I watched part of the NFL draft in anticipation of where the following players would go:
Sam Bradford- St. Louis
C.J. Spiller- Buffalo
Jacoby Ford- Oakland
Tim Tebow- Denver
Jimmy Clausen- Carolina
Colt McCoy- Cleveland
Which of the 4 QBs taken will have the best pro career? That’s very difficult to predict. One trend that I do not favor is throwing rookie quarterbacks to the wolves in the season opener. I say, let them sit and learn for at least 10 games then maybe give them some playing time late in games that are already decided. What does it take to make it as an NFL quarterback? First, you’ve got to be more than 6 feet tall, preferably over 6’3” and weigh more than 215. Count me out there. You’ve got to run a 40 in the high 4s or better and have a rocket for an arm with pinpoint accuracy. For example, Drew Brees can hit a bulls eye target with the tip of the football from a 30 yard distance. Then, there are the equally important intangibles such as leadership skills, instincts and ability to make decisions in a split second. If that’s not hard enough, you need an offensive system best suited to your strengths and perhaps most importantly, strong talent surrounding you in the huddle. The latter is the number one reason why I favor sitting most high first round picks especially early in their rookie seasons. The team got to pick you number one for a reason. The team sucks. It is true that players like Matt Ryan can come along and have immediate success with a team that struggled the previous year but those cases are the exception rather than the rule. Former top overall picks such as Bradshaw, Elway and Manning played as rookies and all 3 of them were awful. True, they later turned out to be Hall of Famers but there’s also players such as David Carr and Tim Couch who started for some pretty bad teams and never did live up to expectations. If the line can’t block for you and your receivers can’t get open, you won’t complete many passes no matter how good of a player you are. In a more recent example, Matt Cassel went 11-5 for a New England team that was coming off a perfect regular season. The next year, when Brady was healthy, Cassel was traded to an untalented Kansas City team and went 4-12 with much poorer stats. I doubt very much that his skills eroded that much in one year. Now, suppose Tim Couch and David Carr happened to be surrounded by Super Bowl caliber talent. Could they have been winners there? We’ll never know but I tend to think the answer is yes.
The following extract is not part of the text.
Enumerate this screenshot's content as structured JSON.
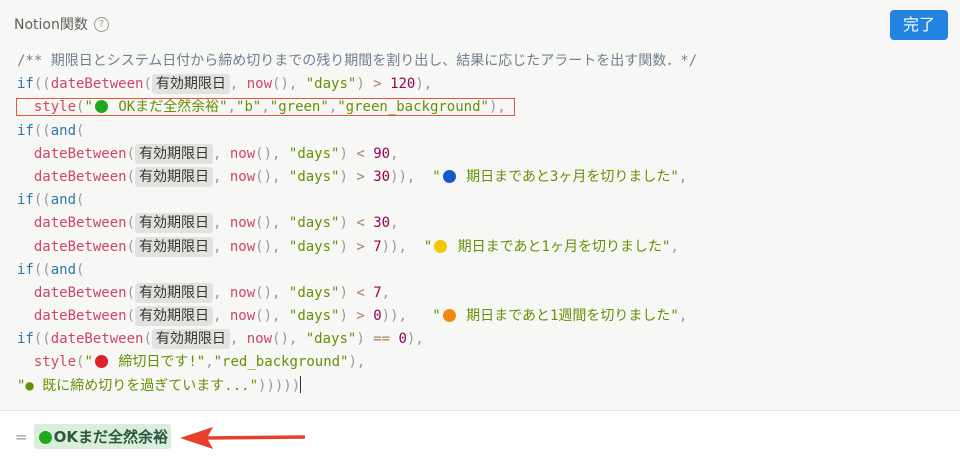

High first round quarterbacks were drafted where they were for a reason. They were outstanding college players. What are the chances that it translates to the next level? I’d say that when you consider all the factors discussed above, your chances are about 50/50. If you have the number one pick, you could end up with Peyton Manning or Phillip Rivers. On the other hand, you are just as likely to get Tim Couch, David Carr or worse Ryan Leaf/JaMarcus Russell. I think there are a lot of third string quarterbacks who were drafted in rounds 3 or later that may not have been head and shoulders above the college competition but have the skills necessary to be pretty good in the NFL. Unfortunately, they usually never get a chance to play. Brady never would have gotten a shot if Bledsoe didn’t get hurt and the team was at least moderately successful.
As for Tim Tebow, a lot of reporters, and even some players have already written him off as a failure before he’s even played a down. I say give him a chance. He’s got just as much chance of success as any other recent first round QB. I’m really rooting for him too. Now that Kurt Warner has retired, we need another vocal Christian ambassador in the NFL. I commend commissioner Goodell for taking a strong stand against idiots like Roethlisberger and Michael Vick. Whether you like Tebow or not, I think you can safely say that there’s not much chance he’ll violate the personal conduct policy. True, his arm strength and delivery have been questioned which is why I would not have taken him as a blue chip choice. A late first rounder sounds about right and may work out for the best since he won’t be pressed into a starting role as a rookie for a team that sucks. In addition to unimpeachable moral character, Tebow has amazing leadership qualities and has proven to be a winner in the SEC, usually considered to be the highest level of competition at the college level. You can’t ask for much more.
Lastly, I want to address the possibility of a lockout for the next NFL season. That would really be a bad call. In my opinion, the economics of pro football are fine the way they are now. The only thing in which I have a problem is handing tens of millions to rookies who have yet to play a down. Outside of that, I see no problems at all. There is a salary cap but it’s not so burdensome that it prevents a team from being successful for many years and even the hapless Detroit Lions may only be a year or two away from being contenders if management drafts wisely. Unlike baseball, only a small amount of these large contracts are guaranteed. A-Rod got a ten year $252 million deal and if he got hurt or his production fell off a cliff, too bad. He's still paid even if he's released. Not so in football. You can cut your busts and only be on the hook for the signing bonus. I oppose expanding the schedule to 18 games. When you consider playoffs and the preseason, you are talking about a 26 week season or half of the entire calendar year. That's overkill and will lead to short careers and more serious injuires. The only major rule that I would change would be overtime. Sudden death was fine in the ‘70s when kickers were less accurate and offenses turned the ball over much more so than today. Now, I favor some form of the college system in which each team is guaranteed at least one possession with no ties.